INSTRUCTIONS FOR THE TASK
Would you print the whole listing again, exactly?

········

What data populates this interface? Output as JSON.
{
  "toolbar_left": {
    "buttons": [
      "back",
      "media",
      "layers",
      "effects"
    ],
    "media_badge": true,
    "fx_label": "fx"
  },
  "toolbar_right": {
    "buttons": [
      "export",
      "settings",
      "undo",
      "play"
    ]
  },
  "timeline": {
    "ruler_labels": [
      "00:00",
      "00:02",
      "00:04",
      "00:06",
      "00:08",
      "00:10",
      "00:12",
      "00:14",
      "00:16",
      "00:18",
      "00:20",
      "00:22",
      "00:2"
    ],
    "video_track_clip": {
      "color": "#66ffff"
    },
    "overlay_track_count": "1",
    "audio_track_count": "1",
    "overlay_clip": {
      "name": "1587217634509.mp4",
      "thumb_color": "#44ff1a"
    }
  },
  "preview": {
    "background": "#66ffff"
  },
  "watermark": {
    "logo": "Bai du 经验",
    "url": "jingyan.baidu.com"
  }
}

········

ANSWER AREA
What data populates this interface? Output as JSON.
{
  "toolbar_left": {
    "buttons": [
      "back",
      "media",
      "layers",
      "effects"
    ],
    "media_badge": true,
    "fx_label": "fx"
  },
  "toolbar_right": {
    "buttons": [
      "export",
      "settings",
      "undo",
      "play"
    ]
  },
  "timeline": {
    "ruler_labels": [
      "00:00",
      "00:02",
      "00:04",
      "00:06",
      "00:08",
      "00:10",
      "00:12",
      "00:14",
      "00:16",
      "00:18",
      "00:20",
      "00:22",
      "00:2"
    ],
    "video_track_clip": {
      "color": "#66ffff"
    },
    "overlay_track_count": "1",
    "audio_track_count": "1",
    "overlay_clip": {
      "name": "1587217634509.mp4",
      "thumb_color": "#44ff1a"
    }
  },
  "preview": {
    "background": "#66ffff"
  },
  "watermark": {
    "logo": "Bai du 经验",
    "url": "jingyan.baidu.com"
  }
}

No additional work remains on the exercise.